MANILA, Philippines – Will she show up or continue to snub the House of Representatives?
If Ilocos Norte Governor Maria Imelda Josefa “Imee” Marcos remains a no-show at the congressional inquiry into her province’s allegedly irregular purchase of over P66 million worth of vehicles, the House would be ready to arrest and detain her at the Batasan Complex in Quezon City and join six provincial employees, who have been hold up in Congress since May 29.
The detention room sits on the third level of the main building of the House of Representatives. Around 80 square meters in size, it has a receiving area, a bathroom, a small dining area and a private room with a makeshift bed.
On Monday, July 3, Surigao del Sur Rep. Johnny Pimentel, chairman of the House Committee on Good Government and Public Accountability, toured the media in facility for the governor, the eldest child of the late strongman Ferdinand Marcos and former First Lady Imelda Romualdez-Marcos, who is now Ilocos Norte representative.
Last Sunday, July 2, Imee said she was willing to cooperate with the House panel on its on-going investigation into the provicial government’s alleged diversion of P66.45 million in tobacco funds to buy motor vehicles.
“I have expressed my willingness to cooperate…on the faith that the committee would conduct its current inquiry in accordance with the letter and spirit of Sec. 21, Art. VI of the Constitution—that the inquiry is in aid of legislation and that the rights of persons appearing therein are protected,” Imee said in a statement released through her lawyer Estelito Mendoza.
According to Majority Floor Leader Rodolfo Fariñas, the vehicles were purchased through cash advances from the province’s share from excise taxes derived from locally produced cigarettes or the special support fund under Republic Act No.7171 or the Act to Promote the Development of the Farmer in the Virgina Tobacco-Producing Provinces.
The lawmaker claimed the purchase of the vehicles had violated provisions of R.A. 7171 because the law mandates Virginia tobacco-producing provinces to use 15 percent of their share of excise taxes from locally produced cigarettes for projects that will help advance tobacco farmers’ self reliance through the establishment of cooperatives and livelihood, agro-industrial, and infrastructure projects.
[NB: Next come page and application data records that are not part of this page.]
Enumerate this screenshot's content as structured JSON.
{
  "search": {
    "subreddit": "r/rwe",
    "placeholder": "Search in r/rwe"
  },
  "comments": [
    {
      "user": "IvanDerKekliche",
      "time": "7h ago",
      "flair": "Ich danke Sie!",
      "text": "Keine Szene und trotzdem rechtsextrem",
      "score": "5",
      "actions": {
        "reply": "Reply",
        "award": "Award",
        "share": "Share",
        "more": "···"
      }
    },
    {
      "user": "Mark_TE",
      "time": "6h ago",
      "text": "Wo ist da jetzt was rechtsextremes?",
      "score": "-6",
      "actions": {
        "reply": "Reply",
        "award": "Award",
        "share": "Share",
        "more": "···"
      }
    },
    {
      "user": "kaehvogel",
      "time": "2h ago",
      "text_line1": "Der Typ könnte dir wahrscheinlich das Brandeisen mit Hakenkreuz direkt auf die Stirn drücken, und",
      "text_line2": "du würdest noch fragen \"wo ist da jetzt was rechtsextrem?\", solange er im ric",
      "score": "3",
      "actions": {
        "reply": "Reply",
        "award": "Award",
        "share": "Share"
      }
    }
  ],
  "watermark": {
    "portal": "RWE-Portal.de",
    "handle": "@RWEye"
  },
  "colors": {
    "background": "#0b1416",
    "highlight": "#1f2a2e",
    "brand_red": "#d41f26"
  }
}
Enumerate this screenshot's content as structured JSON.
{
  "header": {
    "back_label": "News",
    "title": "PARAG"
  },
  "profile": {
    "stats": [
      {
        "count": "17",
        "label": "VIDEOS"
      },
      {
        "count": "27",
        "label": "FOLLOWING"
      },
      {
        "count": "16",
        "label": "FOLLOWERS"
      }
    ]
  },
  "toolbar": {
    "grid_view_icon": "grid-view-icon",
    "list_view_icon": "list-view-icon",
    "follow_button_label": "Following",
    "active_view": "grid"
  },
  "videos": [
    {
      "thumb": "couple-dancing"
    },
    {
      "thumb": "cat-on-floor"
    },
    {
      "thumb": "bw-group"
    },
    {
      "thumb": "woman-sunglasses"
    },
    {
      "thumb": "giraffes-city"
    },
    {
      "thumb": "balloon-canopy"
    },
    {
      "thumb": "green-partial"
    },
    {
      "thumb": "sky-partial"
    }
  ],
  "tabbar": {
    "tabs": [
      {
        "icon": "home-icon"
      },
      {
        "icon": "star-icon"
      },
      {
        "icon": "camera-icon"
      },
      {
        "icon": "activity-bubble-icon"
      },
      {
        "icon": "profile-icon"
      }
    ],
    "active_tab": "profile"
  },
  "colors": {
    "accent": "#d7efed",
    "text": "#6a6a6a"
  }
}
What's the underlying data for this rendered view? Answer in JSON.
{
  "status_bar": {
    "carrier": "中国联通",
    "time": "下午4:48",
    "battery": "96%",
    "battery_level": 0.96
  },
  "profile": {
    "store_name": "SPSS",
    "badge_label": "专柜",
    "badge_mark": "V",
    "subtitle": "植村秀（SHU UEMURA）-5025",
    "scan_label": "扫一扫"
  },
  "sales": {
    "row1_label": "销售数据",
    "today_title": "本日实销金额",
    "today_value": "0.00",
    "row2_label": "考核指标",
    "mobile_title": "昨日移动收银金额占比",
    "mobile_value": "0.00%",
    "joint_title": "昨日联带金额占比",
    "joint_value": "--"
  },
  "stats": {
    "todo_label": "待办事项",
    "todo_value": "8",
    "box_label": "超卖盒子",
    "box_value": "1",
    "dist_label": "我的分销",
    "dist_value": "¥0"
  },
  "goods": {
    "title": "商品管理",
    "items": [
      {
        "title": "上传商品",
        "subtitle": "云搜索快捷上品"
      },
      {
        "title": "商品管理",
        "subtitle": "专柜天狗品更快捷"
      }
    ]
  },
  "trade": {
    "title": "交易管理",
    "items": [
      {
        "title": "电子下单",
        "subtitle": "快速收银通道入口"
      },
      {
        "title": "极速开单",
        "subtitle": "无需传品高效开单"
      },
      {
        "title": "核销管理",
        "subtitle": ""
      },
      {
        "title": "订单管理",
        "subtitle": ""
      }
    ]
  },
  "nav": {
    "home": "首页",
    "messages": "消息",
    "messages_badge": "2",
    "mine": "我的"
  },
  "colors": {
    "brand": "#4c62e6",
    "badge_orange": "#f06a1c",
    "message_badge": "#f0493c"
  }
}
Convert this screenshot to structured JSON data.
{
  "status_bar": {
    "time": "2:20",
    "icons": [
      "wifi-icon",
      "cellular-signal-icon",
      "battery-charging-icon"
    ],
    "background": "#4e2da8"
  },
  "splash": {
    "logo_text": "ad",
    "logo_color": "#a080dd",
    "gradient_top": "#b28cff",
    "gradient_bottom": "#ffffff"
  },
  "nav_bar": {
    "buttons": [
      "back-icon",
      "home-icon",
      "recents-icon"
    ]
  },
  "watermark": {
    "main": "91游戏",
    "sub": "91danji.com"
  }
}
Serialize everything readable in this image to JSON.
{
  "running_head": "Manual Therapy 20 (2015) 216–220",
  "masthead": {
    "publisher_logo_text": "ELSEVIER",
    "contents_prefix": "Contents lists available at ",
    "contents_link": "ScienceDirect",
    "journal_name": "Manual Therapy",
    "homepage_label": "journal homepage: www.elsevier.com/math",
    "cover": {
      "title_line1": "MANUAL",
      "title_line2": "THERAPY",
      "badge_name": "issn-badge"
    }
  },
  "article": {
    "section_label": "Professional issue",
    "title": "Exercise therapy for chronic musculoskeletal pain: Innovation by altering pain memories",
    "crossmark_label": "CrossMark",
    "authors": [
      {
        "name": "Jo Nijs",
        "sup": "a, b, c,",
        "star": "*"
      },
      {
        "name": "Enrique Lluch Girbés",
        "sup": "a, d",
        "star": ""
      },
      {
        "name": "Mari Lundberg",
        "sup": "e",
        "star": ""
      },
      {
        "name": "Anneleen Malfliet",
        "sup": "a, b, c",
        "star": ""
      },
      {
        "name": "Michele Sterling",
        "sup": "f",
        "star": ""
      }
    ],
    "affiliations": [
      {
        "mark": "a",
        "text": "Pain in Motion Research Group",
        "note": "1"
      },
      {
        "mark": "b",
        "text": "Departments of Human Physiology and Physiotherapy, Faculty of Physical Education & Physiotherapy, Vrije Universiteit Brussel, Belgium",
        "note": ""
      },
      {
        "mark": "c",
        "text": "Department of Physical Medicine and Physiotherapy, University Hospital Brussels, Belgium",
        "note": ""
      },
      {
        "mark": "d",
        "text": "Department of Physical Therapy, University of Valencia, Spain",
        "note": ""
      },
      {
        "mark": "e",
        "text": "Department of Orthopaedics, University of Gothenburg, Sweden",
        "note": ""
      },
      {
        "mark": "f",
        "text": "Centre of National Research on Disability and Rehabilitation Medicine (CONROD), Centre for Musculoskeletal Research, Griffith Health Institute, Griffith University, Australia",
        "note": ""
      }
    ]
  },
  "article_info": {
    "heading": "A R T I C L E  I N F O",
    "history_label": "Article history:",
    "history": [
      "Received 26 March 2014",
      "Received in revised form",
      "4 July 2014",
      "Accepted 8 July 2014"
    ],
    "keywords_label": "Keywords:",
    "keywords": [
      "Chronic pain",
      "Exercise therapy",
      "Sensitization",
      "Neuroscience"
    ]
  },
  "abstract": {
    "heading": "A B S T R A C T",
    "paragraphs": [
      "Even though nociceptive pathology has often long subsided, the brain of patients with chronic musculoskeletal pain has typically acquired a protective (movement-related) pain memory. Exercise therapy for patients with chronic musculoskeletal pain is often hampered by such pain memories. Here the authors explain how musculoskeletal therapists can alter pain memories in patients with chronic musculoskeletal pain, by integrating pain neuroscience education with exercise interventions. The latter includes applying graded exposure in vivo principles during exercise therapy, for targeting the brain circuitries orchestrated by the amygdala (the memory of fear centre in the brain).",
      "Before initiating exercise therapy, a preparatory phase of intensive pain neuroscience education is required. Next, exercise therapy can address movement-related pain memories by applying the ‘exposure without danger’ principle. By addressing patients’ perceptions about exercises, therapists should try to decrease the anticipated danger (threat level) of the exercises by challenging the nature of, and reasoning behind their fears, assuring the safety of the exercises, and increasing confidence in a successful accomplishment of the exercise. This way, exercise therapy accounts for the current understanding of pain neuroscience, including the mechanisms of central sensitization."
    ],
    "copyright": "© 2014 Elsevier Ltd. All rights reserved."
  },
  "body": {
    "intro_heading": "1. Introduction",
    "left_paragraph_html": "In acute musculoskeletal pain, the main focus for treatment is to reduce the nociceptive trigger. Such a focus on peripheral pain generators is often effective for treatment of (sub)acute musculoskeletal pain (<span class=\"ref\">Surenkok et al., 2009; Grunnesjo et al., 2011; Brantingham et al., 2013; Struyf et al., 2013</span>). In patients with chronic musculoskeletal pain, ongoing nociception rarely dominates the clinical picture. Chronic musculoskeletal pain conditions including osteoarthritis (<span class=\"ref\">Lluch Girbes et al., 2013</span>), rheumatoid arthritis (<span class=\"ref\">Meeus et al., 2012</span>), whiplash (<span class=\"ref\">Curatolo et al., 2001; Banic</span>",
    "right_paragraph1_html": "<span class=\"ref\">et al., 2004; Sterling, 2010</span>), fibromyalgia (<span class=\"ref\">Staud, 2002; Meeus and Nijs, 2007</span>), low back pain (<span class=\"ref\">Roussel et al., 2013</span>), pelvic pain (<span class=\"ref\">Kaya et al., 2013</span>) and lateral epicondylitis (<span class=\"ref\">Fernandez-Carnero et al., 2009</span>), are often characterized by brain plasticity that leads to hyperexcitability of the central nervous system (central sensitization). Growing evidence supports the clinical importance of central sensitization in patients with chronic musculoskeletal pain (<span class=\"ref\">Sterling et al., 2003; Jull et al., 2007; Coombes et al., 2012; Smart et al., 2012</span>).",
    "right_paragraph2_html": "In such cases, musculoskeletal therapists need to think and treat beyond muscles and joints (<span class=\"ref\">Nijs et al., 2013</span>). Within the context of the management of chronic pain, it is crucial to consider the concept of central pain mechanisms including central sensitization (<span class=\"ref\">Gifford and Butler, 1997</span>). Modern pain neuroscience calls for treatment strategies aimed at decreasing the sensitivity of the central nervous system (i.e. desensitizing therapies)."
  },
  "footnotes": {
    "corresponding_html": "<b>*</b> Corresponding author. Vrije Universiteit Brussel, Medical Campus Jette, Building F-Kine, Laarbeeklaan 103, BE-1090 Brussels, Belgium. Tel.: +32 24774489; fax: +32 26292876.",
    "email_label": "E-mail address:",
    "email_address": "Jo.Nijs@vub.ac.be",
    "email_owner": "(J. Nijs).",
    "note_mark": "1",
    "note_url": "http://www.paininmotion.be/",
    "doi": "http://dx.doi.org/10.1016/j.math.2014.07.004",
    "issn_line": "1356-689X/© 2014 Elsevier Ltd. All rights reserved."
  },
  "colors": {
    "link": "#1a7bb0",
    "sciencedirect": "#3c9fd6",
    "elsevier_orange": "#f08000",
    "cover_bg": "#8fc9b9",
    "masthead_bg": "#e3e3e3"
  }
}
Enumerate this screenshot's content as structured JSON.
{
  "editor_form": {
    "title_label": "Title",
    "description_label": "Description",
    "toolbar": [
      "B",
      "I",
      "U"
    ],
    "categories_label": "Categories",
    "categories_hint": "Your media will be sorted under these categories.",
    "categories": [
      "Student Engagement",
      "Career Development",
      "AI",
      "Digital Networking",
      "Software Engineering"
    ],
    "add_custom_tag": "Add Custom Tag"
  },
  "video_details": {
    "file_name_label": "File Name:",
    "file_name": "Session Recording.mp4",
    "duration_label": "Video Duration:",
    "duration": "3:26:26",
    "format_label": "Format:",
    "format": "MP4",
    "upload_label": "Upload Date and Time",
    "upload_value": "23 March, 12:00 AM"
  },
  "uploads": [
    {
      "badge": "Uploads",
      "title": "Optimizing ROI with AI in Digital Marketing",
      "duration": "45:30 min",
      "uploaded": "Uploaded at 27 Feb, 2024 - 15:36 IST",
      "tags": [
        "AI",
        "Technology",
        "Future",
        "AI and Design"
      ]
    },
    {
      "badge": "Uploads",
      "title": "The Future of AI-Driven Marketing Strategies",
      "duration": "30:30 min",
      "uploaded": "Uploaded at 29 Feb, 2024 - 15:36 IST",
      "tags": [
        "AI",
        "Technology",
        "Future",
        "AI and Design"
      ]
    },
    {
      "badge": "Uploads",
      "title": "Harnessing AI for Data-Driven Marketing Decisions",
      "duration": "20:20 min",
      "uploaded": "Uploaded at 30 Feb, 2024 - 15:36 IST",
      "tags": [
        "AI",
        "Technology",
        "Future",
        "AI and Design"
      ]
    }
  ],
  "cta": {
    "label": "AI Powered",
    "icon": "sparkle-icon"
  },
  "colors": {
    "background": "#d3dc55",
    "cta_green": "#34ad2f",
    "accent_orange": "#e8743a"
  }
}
Also, Fariñas claimed there was no public bidding in the purchase of the vehicles in violation of Republic Act 9814 or the Government Procurement Reform Act.
The six provincial employees — Pedro Agacaoili, chairman of the office’s Bids and Awards Committee and head of the provincial and planning development office; Josephine Calajate, provincial treasurer; Edna Battulayan, accountant; provincial budget officer Evangeline Tabulog; and two other employees, Genedine Jambaro and Encarnacion Gaor — were detained after they repeatedly told the House panel chaired by Pimentel that they could not recall receiving millions in cash advances or authorizing the release of funds for the purchase of various vehicles.
Fariñas grilled the employees on the allegedly anomalous purchase of minicabs, buses, and trucks in 2011 and 2012 using the share of the province from tobacco funds.
The lawmaker chastised the employees for their allegedly “dismissive” answers and also warned that cases against them would pile up if they continue trying to get off the hook.